2020 December
Home Workouts are the New Normal

The ongoing COVID-19 pandemic has discouraged many people from going out to exercise. However, a lack of exercise for a prolonged period of time will lead to a decline in bodily functions. Home workouts have therefore emerged recently and people can stay physically active even at home. How can people raise their health consciousness amid the pandemic for this new normal?


According to the World Health Organization’s recommendations: children and youth aged 5-17 should have at least 60 minutes and adults aged 18-64 should have at least 30 minutes of exercise daily. The recommendation for the elderly is similar to that for adults. During the pandemic, many people have neglected to exercise as there are fewer chances to go out. Lobo Louie, Associate Professor at the Department of Sport, Physical Education and Health of the Hong Kong Baptist University, said that workouts are not limited to aerobic exercises such as running, swimming, and badminton. They can be integrated into daily life, using the home environment to expend energy. “You can walk or take the stairs when getting home from work, or do on-the-spot running, sit-ups or push-ups when watching TV. As long as you are conscious about health and exercise, you can maintain your level of workout at all times.”


Health consciousness helps cultivate workout habits

Wearable exercise devices have become very popular in recent years. Many people use the step-tracking function of smartwatches, with the goal of “walking 10,000 steps per day”. According to Louie, this is just a standard goal and not well-rounded, as walking only focuses on exercising the muscles of the lower limbs. People should suitably include exercises for the upper limbs and core muscle strength, such as push-ups and planks, in their routine so that most of the body’s major muscles can get a good workout. Combining both aerobic and anaerobic exercises at home can strengthen cardiopulmonary functions and muscle strength at the same time.


Louie added that wearable exercise devices have raised people’s health consciousness. “People who have developed a health consciousness tend to start engaging in health behaviors such as workouts. Be it aerobic or anaerobic exercise, it helps improve metabolism and is good for health.” He suggested using the calendar app on the mobile phone to schedule workouts so that they become a habit. Simple fitness equipment such as dumbbells and resistance bands can also be added to the home. Place them in a prominent location to remind yourself to work out whenever you see them.


People without exercise habits should be mindful of HIIT

Hong Kong residents live a busy life and don’t have much time to spend on working out. Therefore, several recent online videos on high-intensity interval training (HIIT) have become a hit. HIIT is now a form of home workouts for many people amid the pandemic, while others use it as a regime to lose weight. Louie explained that HIIT is a workout regime involving short periods of aerobic and anaerobic exercises. It can expend a lot of energy in a short period of time. The muscles will experience excessive oxygen consumption after the workout, i.e. the after-burn effect, which can improve the body’s metabolic rate, thus achieving a better weight loss effect.

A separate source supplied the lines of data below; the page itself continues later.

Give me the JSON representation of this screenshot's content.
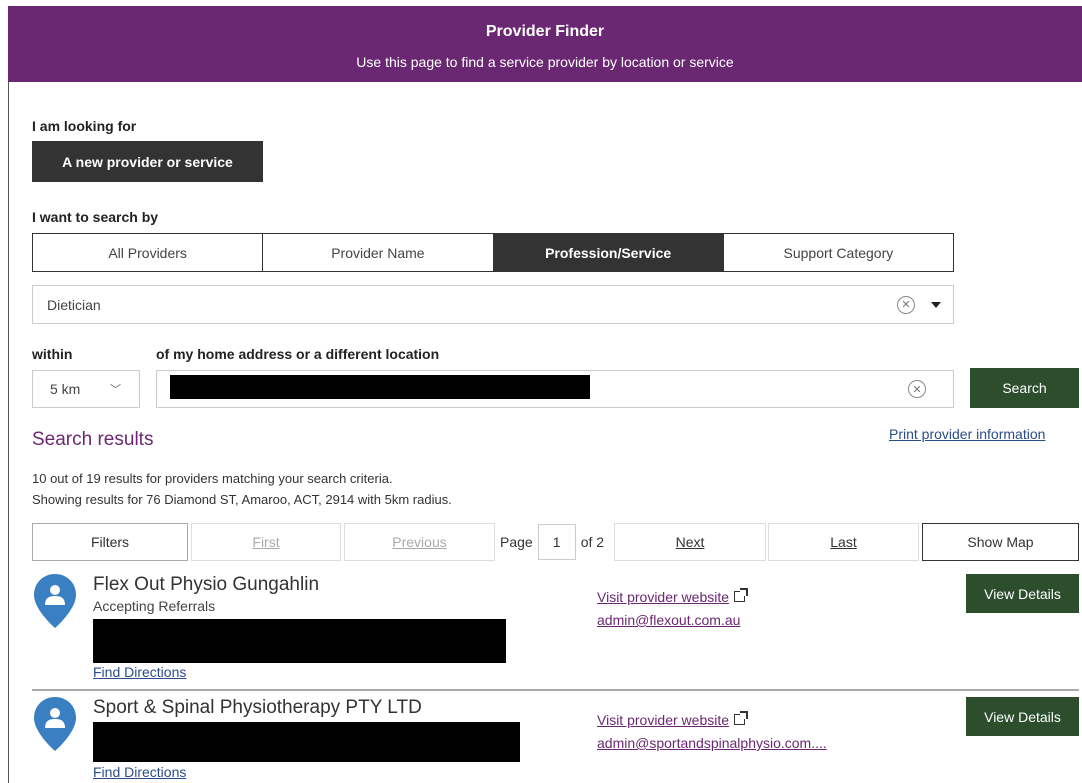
{
  "header": {
    "title": "Provider Finder",
    "subtitle": "Use this page to find a service provider by location or service",
    "color": "#6b2872"
  },
  "looking_for": {
    "label": "I am looking for",
    "button": "A new provider or service"
  },
  "search_by": {
    "label": "I want to search by",
    "tabs": [
      {
        "label": "All Providers",
        "active": false
      },
      {
        "label": "Provider Name",
        "active": false
      },
      {
        "label": "Profession/Service",
        "active": true
      },
      {
        "label": "Support Category",
        "active": false
      }
    ]
  },
  "service_select": {
    "value": "Dietician"
  },
  "location": {
    "within_label": "within",
    "location_label": "of my home address or a different location",
    "distance_value": "5 km",
    "search_button": "Search",
    "accent": "#2d4e2d"
  },
  "results": {
    "title": "Search results",
    "print_link": "Print provider information",
    "summary_line1": "10 out of 19 results for providers matching your search criteria.",
    "summary_line2": "Showing results for 76 Diamond ST, Amaroo, ACT, 2914 with 5km radius."
  },
  "pager": {
    "filters": "Filters",
    "first": "First",
    "previous": "Previous",
    "page_label": "Page",
    "page_value": "1",
    "of_label": "of 2",
    "next": "Next",
    "last": "Last",
    "show_map": "Show Map"
  },
  "providers": [
    {
      "name": "Flex Out Physio Gungahlin",
      "status": "Accepting Referrals",
      "website_link": "Visit provider website",
      "email": "admin@flexout.com.au",
      "directions": "Find Directions",
      "details_button": "View Details",
      "icon": "map-pin-person-icon"
    },
    {
      "name": "Sport & Spinal Physiotherapy PTY LTD",
      "status": "",
      "website_link": "Visit provider website",
      "email": "admin@sportandspinalphysio.com....",
      "directions": "Find Directions",
      "details_button": "View Details",
      "icon": "map-pin-person-icon"
    }
  ]
}
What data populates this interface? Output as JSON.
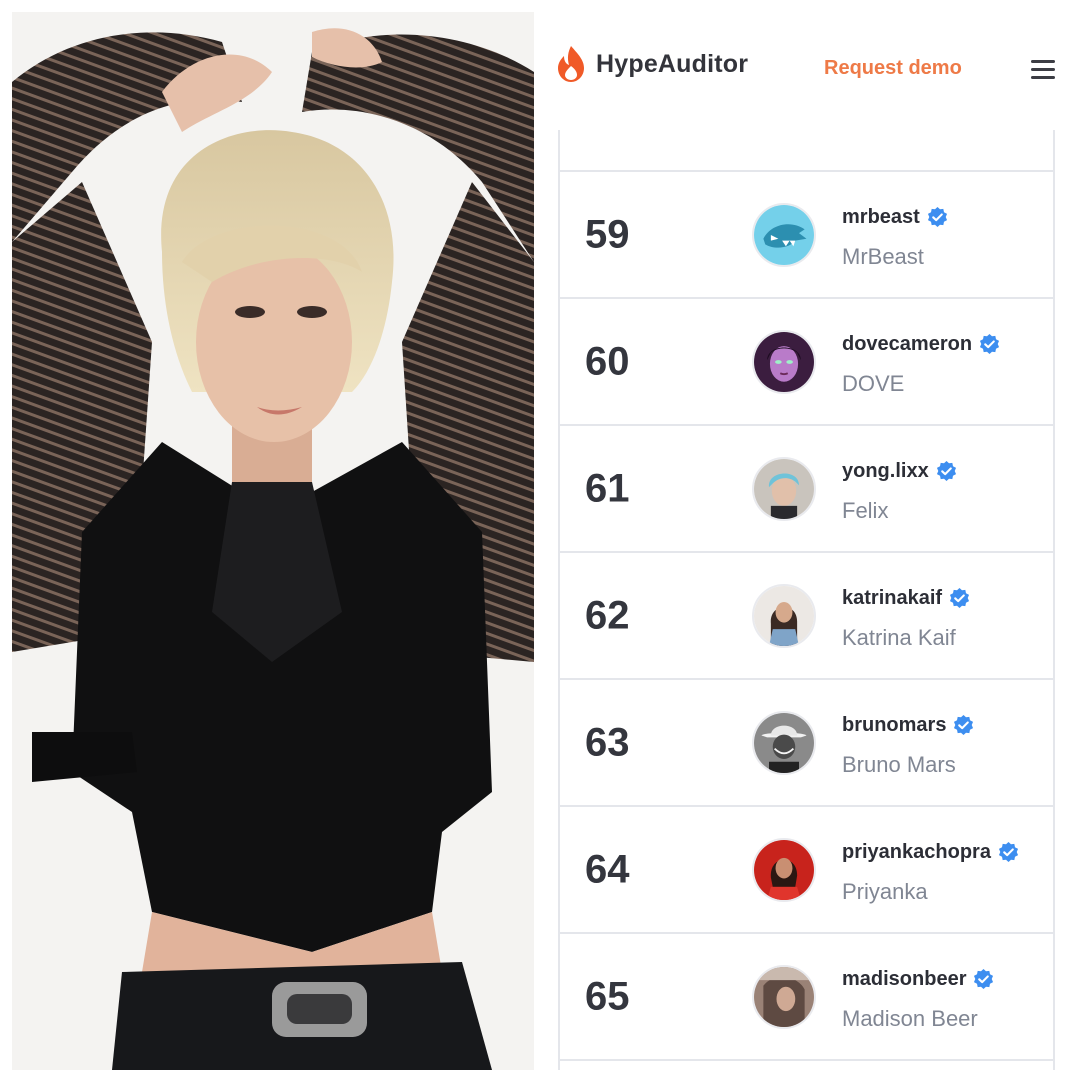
{
  "brand": {
    "name": "HypeAuditor",
    "logo_icon": "flame-icon",
    "accent": "#f05a28"
  },
  "header": {
    "request_demo_label": "Request demo",
    "menu_icon": "hamburger-menu-icon",
    "accent": "#ee7a47"
  },
  "ranking": {
    "rows": [
      {
        "rank": "59",
        "handle": "mrbeast",
        "name": "MrBeast",
        "verified": true
      },
      {
        "rank": "60",
        "handle": "dovecameron",
        "name": "DOVE",
        "verified": true
      },
      {
        "rank": "61",
        "handle": "yong.lixx",
        "name": "Felix",
        "verified": true
      },
      {
        "rank": "62",
        "handle": "katrinakaif",
        "name": "Katrina Kaif",
        "verified": true
      },
      {
        "rank": "63",
        "handle": "brunomars",
        "name": "Bruno Mars",
        "verified": true
      },
      {
        "rank": "64",
        "handle": "priyankachopra",
        "name": "Priyanka",
        "verified": true
      },
      {
        "rank": "65",
        "handle": "madisonbeer",
        "name": "Madison Beer",
        "verified": true
      }
    ]
  }
}
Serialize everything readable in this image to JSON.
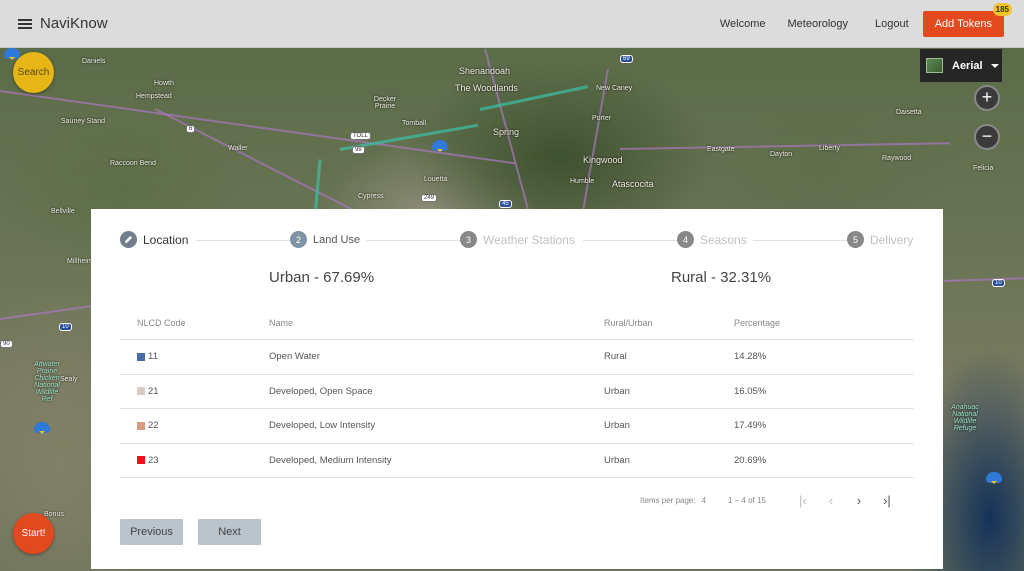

However, Louie cautioned that as HIIT alternates between high-intensity and low-intensity exercises, people who have no exercise habits will more likely get injured if they follow such a regime. “People who don’t exercise much can assess their basic physical fitness first. Generally, people who can continue jogging for 15 to 20 minutes have basic physical fitness. They can try some entry-level exercises. After their body has adapted to the intensity of the exercises, they can gradually strengthen their workouts.”


Home workouts are not a substitute for outdoor activities

If there are elders or children at home, what should they pay attention to when working out at home? Louie said that the elderly should exercise their lower limb muscles and balance ability to reduce the risk of falls. However, home-based fall-prevention exercises for the elderly do not have much effect since exercising in an enclosed environment does not give muscle coordination a good workout. He suggested that the elderly should engage in morning walks, as alternating between small and big steps, and moving left and right, will give their lower limbs a more well-rounded workout. Regarding children, Louie said that children aged 3-5 need 180 minutes of exercise every day. They should engage in running, jumping, throwing and catching exercises during their development to strengthen their cardiopulmonary functions and body muscles, as well as improve their coordination skills.


Although working out at home is a good thing to do, Louie cautioned that home workouts can never completely replace outdoor exercise and activities. “Hiking is a case in point. Hiking up and down trails can train muscle contraction and coordination. In addition, the natural environment not only allows our eyes to rest, but also calms our mood, while exposure to the sun is beneficial to our health and skin.”